Through grants from the Alfred and Anita Schnog Family Foundation, Schwartzman and his colleagues have facilitated several UNCG-based education and outreach projects related to Holocaust testimonies.

One of those projects is a campus performance of the world-touring play “Etty,” with Susan Stein. The one-person play brings to life the diaries and  letters of Etty Hillesum, a Dutch Jewish woman who witnessed the Nazi occupation of Holland and was killed at the Auschwitz concentration camp at age 29. The Nov. 8 performance is sponsored by the Communication Studies Department, the Religious Studies Department’s Jewish Studies Program, and the UNCG Holocaust & Genocide Studies Research & Teaching Network.

The AfterWords Project is another UNCG project supported by the Schnog Family Foundation as well as several other grants.

It is a collection of resources focusing on Holocaust survivor testimonies, focusing on life after the Holocaust. This work deals especially with cultural adjustment, reshaping personal identity and re-crafting group identity in the United States. Another resource supported by the Schnog Family Foundation and the North Carolina Council on the Holocaust is the North Carolina Holocaust Education and Outreach (NC HERO) project, which addresses Holocaust and genocide prevention through the sharing of educational resources and research. NC HERO resources are connected to Holocaust education that involves survivors who relocated to North Carolina.

Schwartzman is teaching the “Voices of the Holocaust” course this fall at UNCG, as he has done in the past, but his investment in Holocaust education extends beyond the campus. He has worked with the North Carolina Center for the Advancement of Teaching to offer continuing education workshops for K-12 teachers. North Carolina was the first state in United States to require that Holocaust education occur in K-12 schools, and the historic commitment is taken seriously by the North Carolina Council on the Holocaust, and by teachers.
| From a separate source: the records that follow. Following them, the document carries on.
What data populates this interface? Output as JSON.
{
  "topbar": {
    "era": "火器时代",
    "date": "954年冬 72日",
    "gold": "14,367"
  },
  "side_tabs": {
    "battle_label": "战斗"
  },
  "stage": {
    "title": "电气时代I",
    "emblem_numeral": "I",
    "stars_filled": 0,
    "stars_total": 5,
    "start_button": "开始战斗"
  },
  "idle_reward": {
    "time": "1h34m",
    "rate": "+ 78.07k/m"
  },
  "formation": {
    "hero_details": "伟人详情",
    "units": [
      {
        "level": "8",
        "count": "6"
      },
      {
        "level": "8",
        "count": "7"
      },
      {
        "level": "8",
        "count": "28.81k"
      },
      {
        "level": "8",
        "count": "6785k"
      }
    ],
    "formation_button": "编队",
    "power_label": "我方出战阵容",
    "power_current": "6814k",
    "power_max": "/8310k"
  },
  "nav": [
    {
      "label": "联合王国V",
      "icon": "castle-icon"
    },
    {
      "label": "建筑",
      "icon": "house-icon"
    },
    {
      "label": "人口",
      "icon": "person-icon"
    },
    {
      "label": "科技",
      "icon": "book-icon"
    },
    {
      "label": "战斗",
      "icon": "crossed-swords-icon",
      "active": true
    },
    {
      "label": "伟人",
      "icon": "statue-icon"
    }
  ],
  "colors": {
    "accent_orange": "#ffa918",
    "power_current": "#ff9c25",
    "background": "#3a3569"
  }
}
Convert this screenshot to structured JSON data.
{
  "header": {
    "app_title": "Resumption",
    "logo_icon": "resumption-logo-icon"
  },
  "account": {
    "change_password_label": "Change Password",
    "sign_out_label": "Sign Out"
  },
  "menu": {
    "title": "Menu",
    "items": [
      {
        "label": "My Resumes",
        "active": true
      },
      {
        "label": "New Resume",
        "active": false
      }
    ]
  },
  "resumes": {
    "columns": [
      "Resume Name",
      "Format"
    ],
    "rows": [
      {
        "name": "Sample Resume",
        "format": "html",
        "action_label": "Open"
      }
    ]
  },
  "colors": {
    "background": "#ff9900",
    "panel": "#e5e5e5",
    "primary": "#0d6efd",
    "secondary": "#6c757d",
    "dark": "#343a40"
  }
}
For his UNCG courses Schwartzman often works with the University of Southern California Shoah Foundation Institute’s Visual History Archive (VHA), the world’s largest video testimony of Holocaust survivors, which was founded by Steven Spielberg. The 52,000 video testimonies can reveal different narrations of the same events, showing how events affected people differently. Although it is chiefly focused on the Holocaust, the collection has expanded to include testimonies from survivors of the Cambodian, Rwandan, Nanjing, Guatemalan and Armenian genocides.

“Each testimony is a new angle,” said Schwartzman, explaining that the diversity of recorded experiences allows a researcher to move beyond iconic representations of genocide survivors often seen in popular movies. “It’s the everyday lived experience in all of its facets, how people deal with major life traumas and how they creatively respond.”

Schwartzman negotiated an agreement for UNCG to become one of approximately 50 sites in the world with full access to the Shoah Foundation Institute’s VHA.

At UNCG, Schwartzman creates opportunities not just to experience events, but for students to get involved in projects, engaging in research and creative activity that builds a connection to survivor stories. Several years ago he founded the UNCG Holocaust & Genocide Studies Research & Teaching Network, an interdisciplinary support network for curricular offerings, co-curricular activities and public events at UNCG that deal with the study of genocides

“There are great opportunities here for various groups that have specific concerns with survivors of collective traumas,” he said. “Given the nature of the UNCG community at large, we take our commitment to each other very seriously, as well as our principles, and we can practice vigorous, active listening to voices of people who have faced dangerous powers. If you’re doing that type of work, this is a great place to be.”

By Susan Kirby-Smith